that any insect issues are dealt with in an isolated area to ensure an
infestation does not occur in the main strongroom.
The humidity of an environment can play a critical role
in the survival of insects.The
strongroom at Shoreham Street has state-of-the-art environmental controls
(which conform strictly to British Standard PD5454 2012) and fluctuations in
humidity are carefully monitored on a daily basis by our Preservation
Assistant.Achieving a stable
environment is a finely balanced act and a swing either way (in terms of
temperature or humidity) can give rise to problems which pose a threat to the
stability of the documents.If the
environment is humid above 65% relative humidity (rh) mould and insects are
likely to be active.
A completed treatment on a 300-year old volume.
Once stabilisation has occurred, the Conservator examines
any documents that have started to be eaten away.In some cases rescue is impossible: a mouse
can make quick work of a box of paper.More often, though, we find that insect attacks and woodworm invasions
can be arrested reasonably successfully.Where paper has begun to disintegrate, the Conservator will stabilise it
using a combination of conservation tissues and Japanese infill papers to
replace the missing pieces and strengthen the structure of the item.Our aim is to make documents robust enough to
handle again whether by conservation treatment or preservation packaging (or
Evidence of woodworm in the wooden cover of the Beauchief Cartulary which dates from the 1400s.
If you’re storing your own precious family papers in a
precarious location at home, it might be worth checking to make sure they’re
safe.Deeds, old photographs, personal letters,
war memorabilia and so on are irreplaceable.If you need any advice on these matters from our Conservator, please get
in touch: Conservation.Library@Sheffield.gov.ukWe also offer a bespoke Conservation service
should you have any documents or books that require repair.Again, please contact us for details.
In the meantime, keep your eye out for the pesky critters
(pictured) and take a look at some of the archives in Sheffield that survived

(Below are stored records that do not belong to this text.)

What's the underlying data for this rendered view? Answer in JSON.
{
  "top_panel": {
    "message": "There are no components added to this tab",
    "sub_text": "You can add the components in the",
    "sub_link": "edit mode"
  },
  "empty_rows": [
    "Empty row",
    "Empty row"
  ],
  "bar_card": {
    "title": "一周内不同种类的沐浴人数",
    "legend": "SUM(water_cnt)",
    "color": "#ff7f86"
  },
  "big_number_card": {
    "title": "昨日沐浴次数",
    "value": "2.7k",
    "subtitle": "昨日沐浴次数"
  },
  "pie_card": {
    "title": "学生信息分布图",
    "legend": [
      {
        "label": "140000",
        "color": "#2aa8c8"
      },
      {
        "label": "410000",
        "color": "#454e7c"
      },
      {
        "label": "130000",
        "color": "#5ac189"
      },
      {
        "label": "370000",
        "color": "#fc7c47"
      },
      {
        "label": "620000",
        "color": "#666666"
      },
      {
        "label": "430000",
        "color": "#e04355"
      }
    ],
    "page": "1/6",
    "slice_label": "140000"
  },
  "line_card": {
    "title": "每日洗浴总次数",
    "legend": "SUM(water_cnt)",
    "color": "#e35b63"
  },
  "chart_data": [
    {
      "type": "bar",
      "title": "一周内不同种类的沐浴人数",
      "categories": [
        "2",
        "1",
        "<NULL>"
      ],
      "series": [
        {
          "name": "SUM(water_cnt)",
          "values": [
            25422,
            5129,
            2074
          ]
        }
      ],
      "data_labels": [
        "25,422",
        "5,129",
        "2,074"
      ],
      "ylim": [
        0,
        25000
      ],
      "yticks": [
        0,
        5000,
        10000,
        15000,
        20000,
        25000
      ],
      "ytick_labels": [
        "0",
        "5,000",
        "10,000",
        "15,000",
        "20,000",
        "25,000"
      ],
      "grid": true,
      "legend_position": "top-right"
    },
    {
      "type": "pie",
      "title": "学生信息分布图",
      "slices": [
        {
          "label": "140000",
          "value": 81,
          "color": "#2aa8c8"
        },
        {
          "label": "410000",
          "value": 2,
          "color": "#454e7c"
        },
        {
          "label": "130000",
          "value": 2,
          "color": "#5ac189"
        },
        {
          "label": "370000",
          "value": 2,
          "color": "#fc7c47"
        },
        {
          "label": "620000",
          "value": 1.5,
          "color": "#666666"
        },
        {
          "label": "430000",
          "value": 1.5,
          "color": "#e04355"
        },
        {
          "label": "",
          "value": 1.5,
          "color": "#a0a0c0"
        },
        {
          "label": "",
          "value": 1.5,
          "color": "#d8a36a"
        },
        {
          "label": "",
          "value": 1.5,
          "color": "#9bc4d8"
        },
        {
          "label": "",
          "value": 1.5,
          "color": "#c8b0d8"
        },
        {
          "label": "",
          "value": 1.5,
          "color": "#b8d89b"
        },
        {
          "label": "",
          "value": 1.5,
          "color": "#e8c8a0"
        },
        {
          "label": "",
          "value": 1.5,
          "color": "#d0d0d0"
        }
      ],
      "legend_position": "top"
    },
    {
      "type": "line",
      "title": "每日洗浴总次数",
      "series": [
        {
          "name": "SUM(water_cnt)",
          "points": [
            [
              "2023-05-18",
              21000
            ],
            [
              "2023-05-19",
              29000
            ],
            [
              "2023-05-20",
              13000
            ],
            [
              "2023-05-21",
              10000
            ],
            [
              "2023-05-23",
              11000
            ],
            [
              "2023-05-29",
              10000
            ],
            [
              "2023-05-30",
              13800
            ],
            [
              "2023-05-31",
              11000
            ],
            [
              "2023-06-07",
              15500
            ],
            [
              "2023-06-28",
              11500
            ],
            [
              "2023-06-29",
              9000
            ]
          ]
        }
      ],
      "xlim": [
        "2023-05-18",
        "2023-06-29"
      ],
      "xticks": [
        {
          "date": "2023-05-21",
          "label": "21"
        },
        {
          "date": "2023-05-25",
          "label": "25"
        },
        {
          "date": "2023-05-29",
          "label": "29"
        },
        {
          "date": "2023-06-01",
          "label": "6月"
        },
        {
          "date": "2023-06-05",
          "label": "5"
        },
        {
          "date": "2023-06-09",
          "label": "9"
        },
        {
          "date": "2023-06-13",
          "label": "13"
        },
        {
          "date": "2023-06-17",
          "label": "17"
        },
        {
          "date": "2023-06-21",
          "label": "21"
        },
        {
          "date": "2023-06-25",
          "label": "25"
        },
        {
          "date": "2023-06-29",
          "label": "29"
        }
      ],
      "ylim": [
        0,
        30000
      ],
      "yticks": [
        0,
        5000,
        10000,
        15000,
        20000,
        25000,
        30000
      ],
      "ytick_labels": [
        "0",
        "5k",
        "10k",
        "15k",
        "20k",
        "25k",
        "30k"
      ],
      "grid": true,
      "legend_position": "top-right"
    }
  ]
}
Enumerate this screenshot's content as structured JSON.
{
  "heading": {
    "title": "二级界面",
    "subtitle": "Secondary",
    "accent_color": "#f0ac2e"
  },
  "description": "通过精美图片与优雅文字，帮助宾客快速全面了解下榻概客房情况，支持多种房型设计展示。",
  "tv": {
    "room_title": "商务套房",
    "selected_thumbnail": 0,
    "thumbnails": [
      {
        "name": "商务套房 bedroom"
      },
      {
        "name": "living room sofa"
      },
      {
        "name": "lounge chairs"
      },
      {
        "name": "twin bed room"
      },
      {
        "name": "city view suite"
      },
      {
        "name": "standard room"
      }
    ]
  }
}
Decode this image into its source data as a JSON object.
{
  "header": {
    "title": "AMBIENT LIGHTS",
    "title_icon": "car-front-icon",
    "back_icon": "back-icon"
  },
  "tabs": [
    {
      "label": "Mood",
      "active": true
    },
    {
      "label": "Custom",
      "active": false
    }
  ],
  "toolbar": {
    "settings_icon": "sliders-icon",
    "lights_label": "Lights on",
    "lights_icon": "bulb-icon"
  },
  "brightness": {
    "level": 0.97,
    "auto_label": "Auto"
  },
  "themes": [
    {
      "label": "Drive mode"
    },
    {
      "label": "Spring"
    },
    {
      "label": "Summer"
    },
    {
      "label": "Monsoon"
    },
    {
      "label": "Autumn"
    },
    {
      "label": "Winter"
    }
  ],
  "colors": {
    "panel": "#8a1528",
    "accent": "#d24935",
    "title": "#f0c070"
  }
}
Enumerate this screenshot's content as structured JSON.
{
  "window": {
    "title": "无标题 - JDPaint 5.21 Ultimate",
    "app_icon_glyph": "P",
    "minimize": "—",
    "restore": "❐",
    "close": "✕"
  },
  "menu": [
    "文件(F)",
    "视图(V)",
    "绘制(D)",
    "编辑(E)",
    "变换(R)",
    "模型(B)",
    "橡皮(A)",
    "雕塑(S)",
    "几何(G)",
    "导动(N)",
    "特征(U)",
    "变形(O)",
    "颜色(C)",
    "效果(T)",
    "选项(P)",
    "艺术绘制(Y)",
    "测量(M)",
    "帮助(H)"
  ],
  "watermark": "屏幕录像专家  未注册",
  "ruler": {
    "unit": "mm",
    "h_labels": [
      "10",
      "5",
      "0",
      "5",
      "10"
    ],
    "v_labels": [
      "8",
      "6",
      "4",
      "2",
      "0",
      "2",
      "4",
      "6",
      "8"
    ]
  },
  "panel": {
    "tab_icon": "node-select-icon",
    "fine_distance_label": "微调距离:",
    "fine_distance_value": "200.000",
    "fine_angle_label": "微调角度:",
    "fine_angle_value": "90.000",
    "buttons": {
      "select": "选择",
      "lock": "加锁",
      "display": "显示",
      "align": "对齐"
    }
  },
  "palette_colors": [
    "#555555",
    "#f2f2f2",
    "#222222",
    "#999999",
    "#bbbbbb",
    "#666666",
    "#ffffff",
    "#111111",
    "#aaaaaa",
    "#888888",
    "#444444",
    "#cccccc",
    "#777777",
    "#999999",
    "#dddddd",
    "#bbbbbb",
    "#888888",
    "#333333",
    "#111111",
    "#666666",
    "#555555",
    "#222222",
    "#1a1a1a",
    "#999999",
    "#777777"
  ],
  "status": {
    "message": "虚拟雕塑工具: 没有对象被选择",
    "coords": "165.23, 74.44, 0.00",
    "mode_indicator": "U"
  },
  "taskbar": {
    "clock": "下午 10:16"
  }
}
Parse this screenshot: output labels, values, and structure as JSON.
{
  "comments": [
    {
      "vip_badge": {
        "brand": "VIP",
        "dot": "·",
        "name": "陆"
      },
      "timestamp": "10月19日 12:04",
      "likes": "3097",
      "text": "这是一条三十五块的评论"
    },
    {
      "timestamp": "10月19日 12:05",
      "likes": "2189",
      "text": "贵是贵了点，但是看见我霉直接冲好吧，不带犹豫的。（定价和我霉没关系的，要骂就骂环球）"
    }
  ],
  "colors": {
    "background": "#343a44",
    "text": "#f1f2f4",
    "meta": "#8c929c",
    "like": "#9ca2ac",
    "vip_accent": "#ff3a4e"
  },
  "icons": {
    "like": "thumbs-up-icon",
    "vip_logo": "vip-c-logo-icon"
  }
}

attack and lived to tell the tale…
Tomorrow we’ll be taking a look at the world of ‘Hairy
Archives’ (#Hairyarchives) and all things hair-related!